Marseilles had not always been so enthusiastic over Mistral and his fellows. And Mistral, in his memoirs, gives an amusing account of a philological battle fought over the letter “s” in a room behind one of the Marseilles bookshops between “the amateurs of trivialities, the rhymers of the white beard, the jealous, the grumblers,” and the young innovators of the “felibrige.”
But that was over fifty years ago, and the battle of those young enthusiasts has long since been won. What that battle was and what an extraordinary victory came of it must needs be told for the significance of Mistral in Provence to be properly understood.
The story is one of the most romantic in the history of literature. Briefly, it is this:
The Provencal language, the “langue d’oc,” was, of course, once the courtly and lettered language of Europe, the language of the great troubadours, and through them the vehicle of the culture and refinement of the thirteenth and fourteenth centuries. From it may be said to have sprung the beginnings of Italian literature.
But, owing to various historical vicissitudes, the language of Northern France, the “langue d’oil,” gradually took its place, and when Mistral was born, in 1830, Provencal had long been regarded as little more than a patois.
Now it was the young Mistral’s dream, as a school-boy in the old convent school of Saint Michael de Frigolet, at Avignon, to restore his native tongue to its former high estate, to make it once more a literary language, and it chanced that one of his masters, Joseph Roumanille, was secretly cherishing the same dream.

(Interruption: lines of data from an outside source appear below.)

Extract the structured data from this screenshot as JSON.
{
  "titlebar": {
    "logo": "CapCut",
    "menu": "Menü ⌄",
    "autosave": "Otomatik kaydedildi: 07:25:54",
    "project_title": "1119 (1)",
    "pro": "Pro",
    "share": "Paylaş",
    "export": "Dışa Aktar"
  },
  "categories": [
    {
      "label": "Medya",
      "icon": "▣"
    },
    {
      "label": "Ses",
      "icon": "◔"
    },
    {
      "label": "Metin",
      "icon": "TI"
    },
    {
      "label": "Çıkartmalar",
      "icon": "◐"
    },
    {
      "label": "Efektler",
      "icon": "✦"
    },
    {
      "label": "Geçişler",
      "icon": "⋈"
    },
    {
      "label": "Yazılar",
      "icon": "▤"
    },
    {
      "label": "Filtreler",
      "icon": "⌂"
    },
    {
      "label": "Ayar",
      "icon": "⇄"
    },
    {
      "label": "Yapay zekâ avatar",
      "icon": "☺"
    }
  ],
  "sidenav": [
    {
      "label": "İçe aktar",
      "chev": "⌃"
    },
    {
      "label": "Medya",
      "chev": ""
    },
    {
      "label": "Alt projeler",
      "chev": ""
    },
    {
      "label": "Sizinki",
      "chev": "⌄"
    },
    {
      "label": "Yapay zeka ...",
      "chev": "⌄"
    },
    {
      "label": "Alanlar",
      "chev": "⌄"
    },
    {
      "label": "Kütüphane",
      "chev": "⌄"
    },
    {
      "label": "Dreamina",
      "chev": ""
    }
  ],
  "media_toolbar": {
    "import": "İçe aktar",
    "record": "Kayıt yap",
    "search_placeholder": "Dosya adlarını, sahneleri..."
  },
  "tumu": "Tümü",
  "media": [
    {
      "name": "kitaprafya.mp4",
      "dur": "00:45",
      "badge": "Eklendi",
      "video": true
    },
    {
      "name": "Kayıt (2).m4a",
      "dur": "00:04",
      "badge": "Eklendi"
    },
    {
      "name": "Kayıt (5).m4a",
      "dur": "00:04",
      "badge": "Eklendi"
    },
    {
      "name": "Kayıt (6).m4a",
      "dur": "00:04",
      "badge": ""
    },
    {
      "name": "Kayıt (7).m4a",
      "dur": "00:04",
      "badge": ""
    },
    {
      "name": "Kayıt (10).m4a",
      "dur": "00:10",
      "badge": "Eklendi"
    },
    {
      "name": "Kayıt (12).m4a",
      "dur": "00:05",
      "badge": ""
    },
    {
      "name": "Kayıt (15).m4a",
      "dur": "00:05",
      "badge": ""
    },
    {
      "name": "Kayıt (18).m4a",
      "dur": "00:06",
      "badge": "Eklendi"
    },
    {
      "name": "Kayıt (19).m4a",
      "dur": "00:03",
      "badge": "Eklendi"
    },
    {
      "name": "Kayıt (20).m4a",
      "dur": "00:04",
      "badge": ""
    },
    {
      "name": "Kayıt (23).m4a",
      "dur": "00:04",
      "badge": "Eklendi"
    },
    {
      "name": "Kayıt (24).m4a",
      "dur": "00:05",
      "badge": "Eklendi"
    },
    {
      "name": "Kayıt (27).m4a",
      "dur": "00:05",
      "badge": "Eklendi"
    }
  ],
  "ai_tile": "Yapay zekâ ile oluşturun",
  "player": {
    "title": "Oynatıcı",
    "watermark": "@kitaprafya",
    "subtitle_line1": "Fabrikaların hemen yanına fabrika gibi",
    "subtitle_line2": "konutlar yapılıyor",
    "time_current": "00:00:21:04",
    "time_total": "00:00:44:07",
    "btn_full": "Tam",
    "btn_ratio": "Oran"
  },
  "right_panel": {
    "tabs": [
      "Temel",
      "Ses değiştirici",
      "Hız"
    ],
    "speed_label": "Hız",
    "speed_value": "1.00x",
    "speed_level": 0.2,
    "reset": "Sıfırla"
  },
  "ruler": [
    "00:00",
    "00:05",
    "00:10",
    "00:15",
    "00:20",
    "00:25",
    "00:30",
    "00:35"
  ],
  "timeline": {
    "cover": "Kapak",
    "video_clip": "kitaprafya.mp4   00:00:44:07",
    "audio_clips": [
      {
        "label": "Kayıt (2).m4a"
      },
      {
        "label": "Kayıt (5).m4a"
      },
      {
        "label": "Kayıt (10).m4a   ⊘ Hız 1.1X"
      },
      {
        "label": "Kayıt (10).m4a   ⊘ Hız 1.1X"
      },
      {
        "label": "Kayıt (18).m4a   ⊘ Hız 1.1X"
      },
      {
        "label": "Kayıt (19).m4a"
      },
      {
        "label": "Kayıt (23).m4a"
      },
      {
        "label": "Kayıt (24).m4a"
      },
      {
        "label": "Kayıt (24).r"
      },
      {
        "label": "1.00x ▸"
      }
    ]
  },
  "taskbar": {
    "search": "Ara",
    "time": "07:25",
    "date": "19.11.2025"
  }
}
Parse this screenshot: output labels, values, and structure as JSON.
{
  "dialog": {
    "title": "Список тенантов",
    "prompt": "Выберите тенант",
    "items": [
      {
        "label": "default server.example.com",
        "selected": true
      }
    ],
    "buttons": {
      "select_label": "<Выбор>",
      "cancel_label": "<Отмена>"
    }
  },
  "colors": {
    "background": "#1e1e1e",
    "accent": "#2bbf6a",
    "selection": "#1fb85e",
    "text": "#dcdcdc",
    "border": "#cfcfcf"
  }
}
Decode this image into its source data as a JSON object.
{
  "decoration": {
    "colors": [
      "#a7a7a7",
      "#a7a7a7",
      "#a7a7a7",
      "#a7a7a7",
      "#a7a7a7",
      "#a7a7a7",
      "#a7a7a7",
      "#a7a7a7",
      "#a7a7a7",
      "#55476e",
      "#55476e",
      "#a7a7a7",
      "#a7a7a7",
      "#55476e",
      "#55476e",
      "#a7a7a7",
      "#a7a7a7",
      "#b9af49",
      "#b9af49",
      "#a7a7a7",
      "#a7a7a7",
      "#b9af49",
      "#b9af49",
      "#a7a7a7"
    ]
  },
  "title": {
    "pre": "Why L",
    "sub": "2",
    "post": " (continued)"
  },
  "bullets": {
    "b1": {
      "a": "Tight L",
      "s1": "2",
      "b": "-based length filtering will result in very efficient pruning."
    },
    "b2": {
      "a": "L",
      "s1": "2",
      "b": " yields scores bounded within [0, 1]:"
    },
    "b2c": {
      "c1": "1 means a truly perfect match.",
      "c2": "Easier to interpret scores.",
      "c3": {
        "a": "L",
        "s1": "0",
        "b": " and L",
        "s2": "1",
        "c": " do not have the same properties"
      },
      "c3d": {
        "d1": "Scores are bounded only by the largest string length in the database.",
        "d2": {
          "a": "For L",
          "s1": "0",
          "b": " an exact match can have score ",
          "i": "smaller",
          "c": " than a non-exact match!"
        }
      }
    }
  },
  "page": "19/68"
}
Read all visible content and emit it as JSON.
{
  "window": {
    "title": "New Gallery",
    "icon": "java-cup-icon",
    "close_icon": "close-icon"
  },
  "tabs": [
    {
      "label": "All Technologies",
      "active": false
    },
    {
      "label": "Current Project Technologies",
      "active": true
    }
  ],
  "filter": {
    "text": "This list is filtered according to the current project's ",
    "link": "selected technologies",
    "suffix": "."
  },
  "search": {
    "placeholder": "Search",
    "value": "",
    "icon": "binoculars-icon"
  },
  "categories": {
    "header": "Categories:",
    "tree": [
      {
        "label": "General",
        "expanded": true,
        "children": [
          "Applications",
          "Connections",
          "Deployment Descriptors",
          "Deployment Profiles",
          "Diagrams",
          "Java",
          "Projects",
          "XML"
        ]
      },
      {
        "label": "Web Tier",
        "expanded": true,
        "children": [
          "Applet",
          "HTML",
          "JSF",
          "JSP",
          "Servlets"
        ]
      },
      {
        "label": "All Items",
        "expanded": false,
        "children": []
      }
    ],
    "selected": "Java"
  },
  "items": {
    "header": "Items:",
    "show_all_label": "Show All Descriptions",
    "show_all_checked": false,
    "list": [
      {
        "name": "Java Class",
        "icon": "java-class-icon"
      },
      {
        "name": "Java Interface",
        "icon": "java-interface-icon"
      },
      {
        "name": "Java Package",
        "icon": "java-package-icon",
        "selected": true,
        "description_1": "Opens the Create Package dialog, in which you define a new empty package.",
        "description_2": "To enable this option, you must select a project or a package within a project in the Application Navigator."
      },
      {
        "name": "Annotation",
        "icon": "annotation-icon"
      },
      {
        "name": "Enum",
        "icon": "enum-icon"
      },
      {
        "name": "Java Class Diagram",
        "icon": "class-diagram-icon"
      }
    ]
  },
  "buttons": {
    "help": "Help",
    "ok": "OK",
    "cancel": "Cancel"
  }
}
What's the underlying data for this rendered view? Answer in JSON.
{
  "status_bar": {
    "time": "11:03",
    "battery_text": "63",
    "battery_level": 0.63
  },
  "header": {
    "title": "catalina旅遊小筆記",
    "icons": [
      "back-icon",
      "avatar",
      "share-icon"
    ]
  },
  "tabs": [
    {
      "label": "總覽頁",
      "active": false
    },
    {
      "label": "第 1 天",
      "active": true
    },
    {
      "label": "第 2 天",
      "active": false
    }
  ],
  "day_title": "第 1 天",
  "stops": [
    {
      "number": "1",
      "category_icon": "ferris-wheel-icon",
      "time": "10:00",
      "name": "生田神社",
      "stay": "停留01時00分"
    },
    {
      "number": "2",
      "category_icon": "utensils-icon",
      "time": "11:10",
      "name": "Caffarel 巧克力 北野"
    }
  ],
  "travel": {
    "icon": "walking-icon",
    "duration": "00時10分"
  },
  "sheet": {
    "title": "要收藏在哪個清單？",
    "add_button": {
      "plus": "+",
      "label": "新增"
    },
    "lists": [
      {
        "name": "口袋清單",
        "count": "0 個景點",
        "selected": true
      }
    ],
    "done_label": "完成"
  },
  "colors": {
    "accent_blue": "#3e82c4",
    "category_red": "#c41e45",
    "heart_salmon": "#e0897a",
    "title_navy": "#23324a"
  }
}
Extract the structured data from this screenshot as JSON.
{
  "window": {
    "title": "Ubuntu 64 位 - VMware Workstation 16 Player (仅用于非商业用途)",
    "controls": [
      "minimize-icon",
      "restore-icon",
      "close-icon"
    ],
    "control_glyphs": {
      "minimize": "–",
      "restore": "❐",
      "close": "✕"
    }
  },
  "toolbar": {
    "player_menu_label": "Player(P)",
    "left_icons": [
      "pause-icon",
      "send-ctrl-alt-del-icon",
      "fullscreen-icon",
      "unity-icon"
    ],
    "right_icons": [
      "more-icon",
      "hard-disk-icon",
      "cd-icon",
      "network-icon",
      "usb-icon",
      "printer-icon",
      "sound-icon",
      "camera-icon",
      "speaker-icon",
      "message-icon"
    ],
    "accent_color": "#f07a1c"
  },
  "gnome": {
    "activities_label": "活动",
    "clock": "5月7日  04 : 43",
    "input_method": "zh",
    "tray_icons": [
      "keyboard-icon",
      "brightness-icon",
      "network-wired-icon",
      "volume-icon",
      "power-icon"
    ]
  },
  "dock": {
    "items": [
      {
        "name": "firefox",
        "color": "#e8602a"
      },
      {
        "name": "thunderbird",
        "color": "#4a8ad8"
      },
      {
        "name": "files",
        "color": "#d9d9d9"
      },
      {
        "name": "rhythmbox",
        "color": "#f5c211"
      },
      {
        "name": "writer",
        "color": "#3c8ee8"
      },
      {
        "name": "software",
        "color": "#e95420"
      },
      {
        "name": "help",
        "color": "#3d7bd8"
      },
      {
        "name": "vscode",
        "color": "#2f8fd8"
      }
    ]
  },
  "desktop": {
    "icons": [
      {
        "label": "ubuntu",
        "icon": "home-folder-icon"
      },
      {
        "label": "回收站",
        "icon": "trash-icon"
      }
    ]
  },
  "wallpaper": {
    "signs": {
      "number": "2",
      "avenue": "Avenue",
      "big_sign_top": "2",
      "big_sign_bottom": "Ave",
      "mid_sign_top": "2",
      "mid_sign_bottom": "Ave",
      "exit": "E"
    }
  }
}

The master, looking over his pupil’s shoulder one day, found that, instead of working at his prescribed task, he was busily engaged in translating the Penitential Psalms into Provencal. Instead of punishing him, the master gratefully hailed a kindred spirit, and presently confided Provencal verses of his own making. From that moment, though there was a dozen years’ difference between their ages, Mistral and Roumanille began a friendship which was to last till Roumanille’s death, a friendship of half a century.
Soon their dream attracted other recruits, and presently seven friends, whose names are all famous now, and most of whom have statues in Arles or in Avignon—Roumanille, Mistral, Aubanel, Mathieu, Giera, Brunet, and Tavan—after the manner of Ronsard’s “Pleiade,” and Rossetti’s “P.R.B.”—formed themselves into a brotherhood to carry on the great work of regeneration.